  8. A comparison of chlorinated organic material produced by chlorine and chlorine dioxide bleaching

    SciTech Connect

    McKaque, A.B.; Reeve, D.W.

    1995-12-31

    Chlorine and chlorine dioxide react differently with pulp during bleaching and produce different types of organic by-products. The main differences are the large reduction in the amount of AOX (adsorbable organic halogen) in the effluent and EOX (extractable organic halogen) in the pulp. This talk reviews the differences in the amounts and types of chlorinated organic by-products produced by the two different bleaching agents.

  9. Fetal cardiac interventions: clinical and experimental research.

    PubMed

    Yuan, Shi-Min; Humuruola, Gulimila

    2016-01-01

    Fetal cardiac interventions for congenital heart diseases may alleviate heart dysfunction, prevent them evolving into hypoplastic left heart syndrome, achieve biventricular outcome and improve fetal survival. Candidates for clinical fetal cardiac interventions are now restricted to cases of critical aortic valve stenosis with evolving hypoplastic left heart syndrome, pulmonary atresia with an intact ventricular septum and evolving hypoplastic right heart syndrome, and hypoplastic left heart syndrome with an intact or highly restrictive atrial septum as well as fetal heart block. The therapeutic options are advocated as prenatal aortic valvuloplasty, pulmonary valvuloplasty, creation of interatrial communication and fetal cardiac pacing. Experimental research on fetal cardiac intervention involves technical modifications of catheter-based cardiac clinical interventions and open fetal cardiac bypass that cannot be applied in human fetuses for the time being. Clinical fetal cardiac interventions are plausible for midgestation fetuses with the above-mentioned congenital heart defects. The technical success, biventricular outcome and fetal survival are continuously being improved in the conditions of the sophisticated multidisciplinary team, equipment, techniques and postnatal care. Experimental research is laying the foundations and may open new fields for catheter-based clinical techniques. In the present article, the clinical therapeutic options and experimental fetal cardiac interventions are described. PMID:27279868

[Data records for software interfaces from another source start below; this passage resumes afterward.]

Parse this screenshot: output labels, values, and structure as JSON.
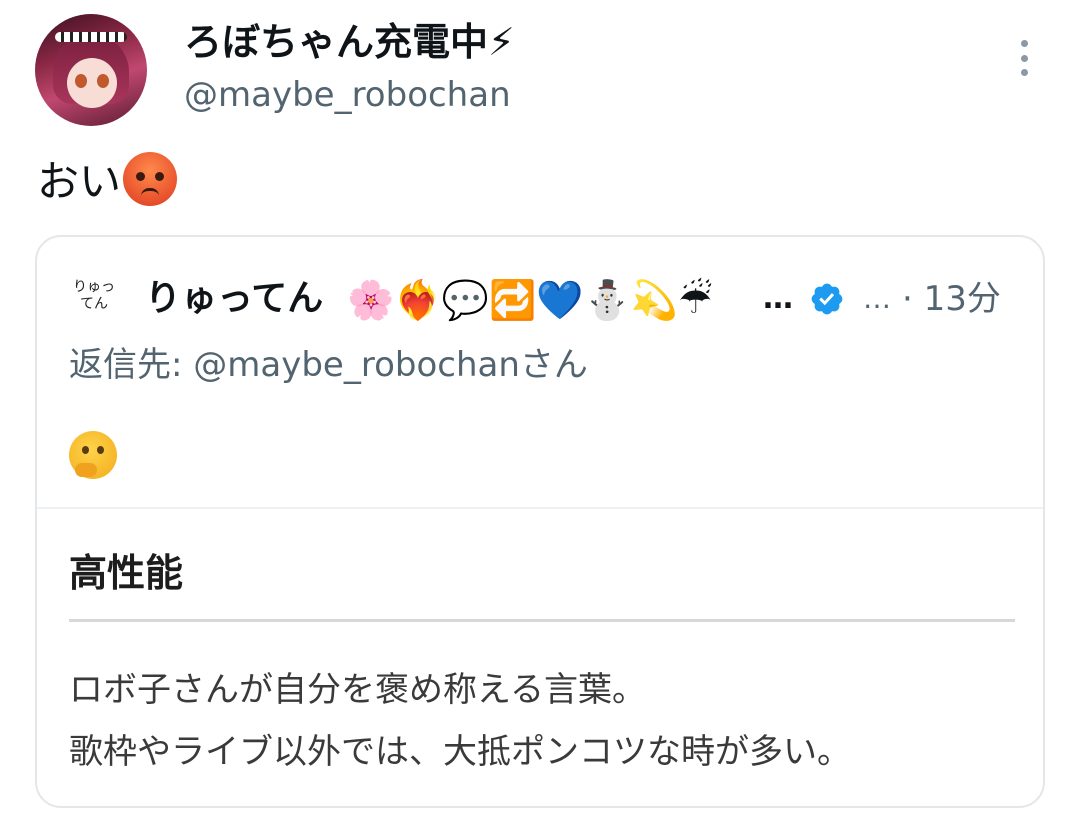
{
  "tweet": {
    "author": {
      "display_name": "ろぼちゃん充電中⚡",
      "handle": "@maybe_robochan"
    },
    "text": "おい",
    "more_icon": "more-vertical-icon"
  },
  "quoted_tweet": {
    "avatar_text_line1": "りゅっ",
    "avatar_text_line2": "てん",
    "display_name": "りゅってん",
    "name_emojis": "🌸❤️‍🔥💬🔁💙⛄💫☔",
    "name_truncated": "…",
    "verified_icon": "verified-badge-icon",
    "header_ellipsis": "…",
    "time": "· 13分",
    "reply_to": "返信先: @maybe_robochanさん",
    "body_emoji": "thinking-face-emoji",
    "card": {
      "title": "高性能",
      "description_line1": "ロボ子さんが自分を褒め称える言葉。",
      "description_line2": "歌枠やライブ以外では、大抵ポンコツな時が多い。"
    }
  },
  "colors": {
    "text_primary": "#0f1419",
    "text_secondary": "#536471",
    "verified": "#1d9bf0",
    "border": "#e3e7ea"
  }
}
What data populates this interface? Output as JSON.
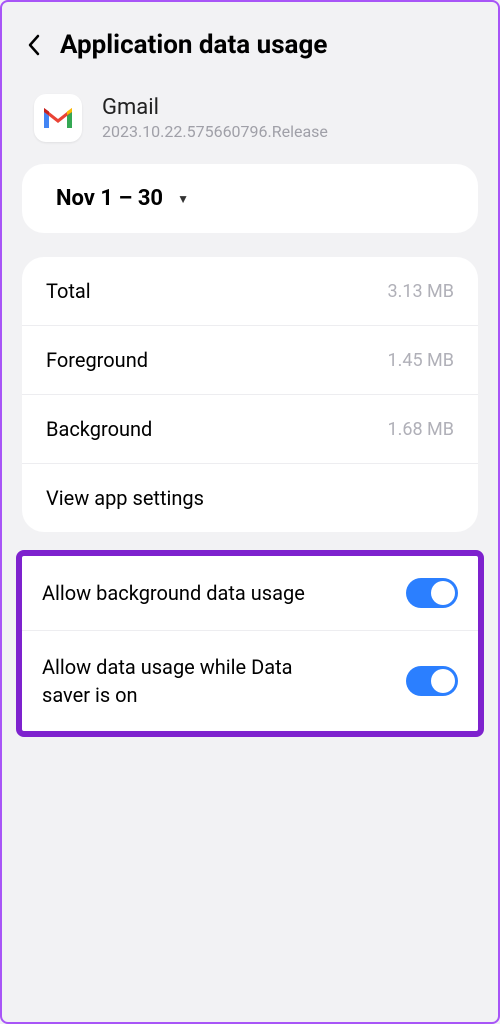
{
  "header": {
    "title": "Application data usage"
  },
  "app": {
    "name": "Gmail",
    "version": "2023.10.22.575660796.Release"
  },
  "period": {
    "label": "Nov 1 – 30"
  },
  "stats": {
    "total": {
      "label": "Total",
      "value": "3.13 MB"
    },
    "foreground": {
      "label": "Foreground",
      "value": "1.45 MB"
    },
    "background": {
      "label": "Background",
      "value": "1.68 MB"
    },
    "view_settings": "View app settings"
  },
  "toggles": {
    "allow_background": {
      "label": "Allow background data usage",
      "on": true
    },
    "allow_datasaver": {
      "label": "Allow data usage while Data saver is on",
      "on": true
    }
  }
}
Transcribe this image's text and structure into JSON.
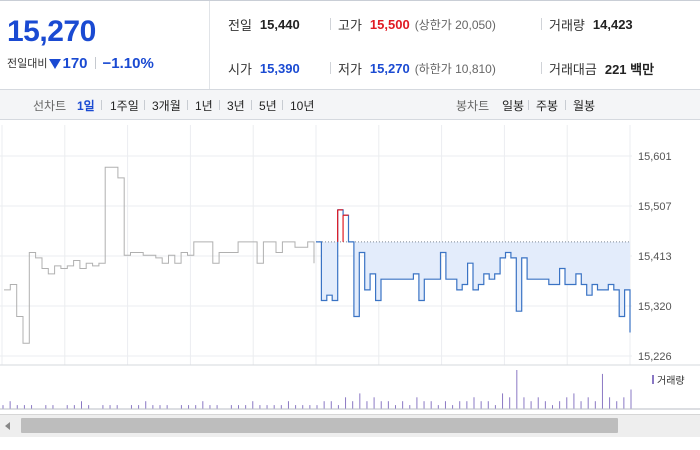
{
  "summary": {
    "current_price": "15,270",
    "change_label": "전일대비",
    "change_value": "170",
    "change_rate": "−1.10%",
    "stats": {
      "prev_close_label": "전일",
      "prev_close_value": "15,440",
      "high_label": "고가",
      "high_value": "15,500",
      "upper_limit": "(상한가 20,050)",
      "volume_label": "거래량",
      "volume_value": "14,423",
      "open_label": "시가",
      "open_value": "15,390",
      "low_label": "저가",
      "low_value": "15,270",
      "lower_limit": "(하한가 10,810)",
      "amount_label": "거래대금",
      "amount_value": "221 백만"
    }
  },
  "period_bar": {
    "line_label": "선차트",
    "line_options": [
      "1일",
      "1주일",
      "3개월",
      "1년",
      "3년",
      "5년",
      "10년"
    ],
    "active_option": "1일",
    "candle_label": "봉차트",
    "candle_options": [
      "일봉",
      "주봉",
      "월봉"
    ]
  },
  "colors": {
    "price_blue": "#1a4ad2",
    "price_red": "#e01a23",
    "prev_day_line": "#b0b0b0",
    "today_line": "#3a73c4",
    "today_fill": "#e3ecfb",
    "volume_bar": "#8a78c4"
  },
  "chart_data": {
    "type": "line",
    "y_ticks": [
      "15,601",
      "15,507",
      "15,413",
      "15,320",
      "15,226"
    ],
    "ylim": [
      15226,
      15601
    ],
    "reference_price": 15440,
    "series": [
      {
        "period": "previous day",
        "values": [
          15350,
          15360,
          15300,
          15250,
          15420,
          15410,
          15390,
          15380,
          15395,
          15390,
          15395,
          15405,
          15390,
          15400,
          15395,
          15400,
          15580,
          15580,
          15560,
          15415,
          15420,
          15420,
          15415,
          15415,
          15410,
          15400,
          15415,
          15400,
          15420,
          15415,
          15440,
          15440,
          15440,
          15400,
          15420,
          15420,
          15420,
          15440,
          15440,
          15440,
          15400,
          15440,
          15440,
          15420,
          15440,
          15440,
          15430,
          15430,
          15440,
          15400
        ]
      },
      {
        "period": "today",
        "values": [
          15440,
          15330,
          15340,
          15330,
          15500,
          15490,
          15440,
          15300,
          15420,
          15350,
          15380,
          15330,
          15370,
          15370,
          15370,
          15370,
          15370,
          15370,
          15380,
          15330,
          15370,
          15370,
          15370,
          15420,
          15370,
          15370,
          15350,
          15360,
          15400,
          15350,
          15360,
          15380,
          15370,
          15380,
          15410,
          15420,
          15410,
          15310,
          15410,
          15370,
          15370,
          15370,
          15370,
          15360,
          15360,
          15390,
          15360,
          15360,
          15380,
          15360,
          15340,
          15360,
          15350,
          15350,
          15360,
          15350,
          15300,
          15350,
          15270
        ]
      }
    ],
    "volume": {
      "label": "거래량",
      "values": [
        1,
        2,
        1,
        1,
        1,
        0,
        1,
        1,
        0,
        1,
        1,
        2,
        1,
        0,
        1,
        1,
        1,
        0,
        1,
        1,
        2,
        1,
        1,
        1,
        0,
        1,
        1,
        1,
        2,
        1,
        1,
        0,
        1,
        1,
        1,
        2,
        1,
        1,
        1,
        1,
        2,
        1,
        1,
        1,
        1,
        2,
        2,
        1,
        3,
        2,
        4,
        2,
        3,
        2,
        2,
        1,
        2,
        1,
        3,
        2,
        2,
        1,
        2,
        1,
        2,
        2,
        3,
        2,
        2,
        1,
        4,
        3,
        10,
        3,
        2,
        3,
        2,
        1,
        2,
        3,
        4,
        2,
        3,
        2,
        9,
        3,
        2,
        3,
        5
      ]
    }
  }
}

  10. Examiner's finger-mounted fetal tissue oximetry

    NASA Astrophysics Data System (ADS)

    Kanayama, Naohiro; Niwayama, Masatsugu

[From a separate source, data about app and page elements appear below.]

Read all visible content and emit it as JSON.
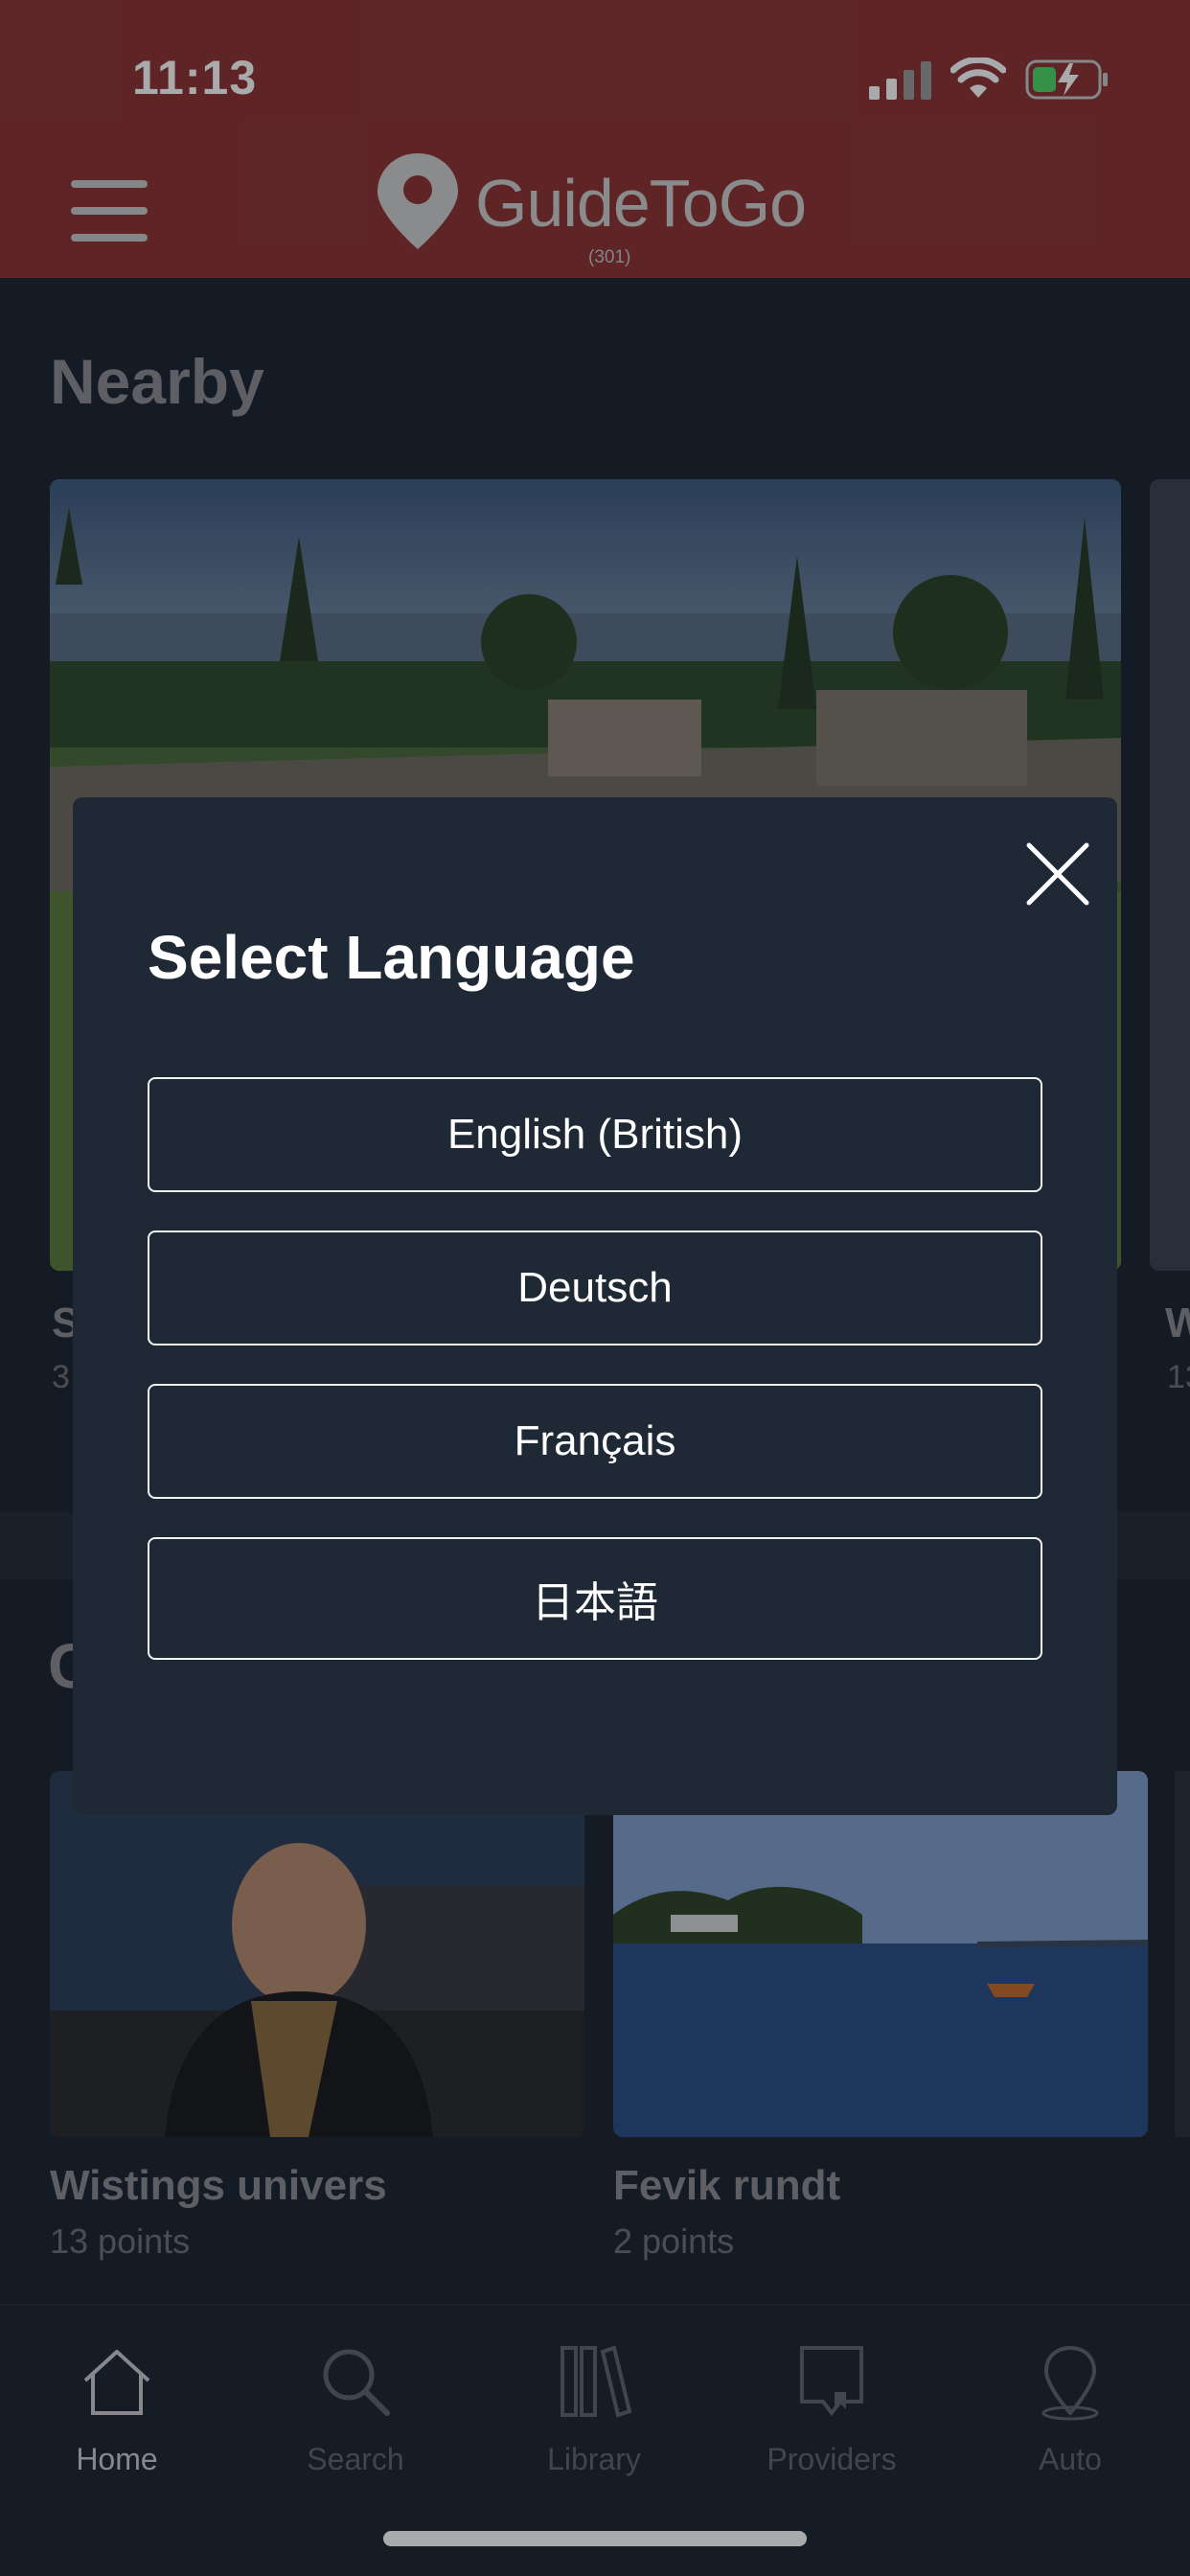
{
  "status_bar": {
    "time": "11:13"
  },
  "header": {
    "brand": "GuideToGo",
    "version": "(301)"
  },
  "nearby": {
    "title": "Nearby",
    "card_title_partial": "S",
    "card_sub_partial": "3",
    "next_title_partial": "W",
    "next_sub_partial": "13"
  },
  "section2": {
    "title_partial": "C"
  },
  "tours": [
    {
      "title": "Wistings univers",
      "points": "13 points"
    },
    {
      "title": "Fevik rundt",
      "points": "2 points"
    }
  ],
  "tabs": [
    {
      "label": "Home",
      "icon": "home-icon"
    },
    {
      "label": "Search",
      "icon": "search-icon"
    },
    {
      "label": "Library",
      "icon": "library-icon"
    },
    {
      "label": "Providers",
      "icon": "providers-icon"
    },
    {
      "label": "Auto",
      "icon": "auto-icon"
    }
  ],
  "modal": {
    "title": "Select Language",
    "languages": [
      "English (British)",
      "Deutsch",
      "Français",
      "日本語"
    ]
  },
  "colors": {
    "header": "#8e3432",
    "background": "#1c2430",
    "modal": "#1f2936"
  }
}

    2014-06-01

    The best way to assess fetal condition is to observe the oxygen status of the fetus (as well as to assess the condition of infants, children, and adults). Previously, several fetal oximeters have been developed; however, no instrument has been utilized in clinical practice because of the low-capturing rate of the fetal oxygen saturation. To overcome the problem, we developed a doctor's finger-mounted fetal tissue oximeter, whose sensor volume is one hundredth of the conventional one. Additionally, we prepared transparent gloves. The calculation algorithm of the hemoglobin concentration was derived from the light propagation analysis based on the transport theory. We measured neonatal and fetal oxygen saturation (StO2) with the new tissue oximeter. Neonatal StO was measured at any position of the head regardless of amount of hair. Neonatal StO was found to be around 77%. Fetal StO was detected in every position of the fetal head during labor regardless of the presence of labor pain. Fetal StO without labor pain was around 70% in the first stage of labor and around 60% in the second stage of labor. We concluded that our new concept of fetal tissue oximetry would be useful for detecting fetal StO in any condition of the fetus.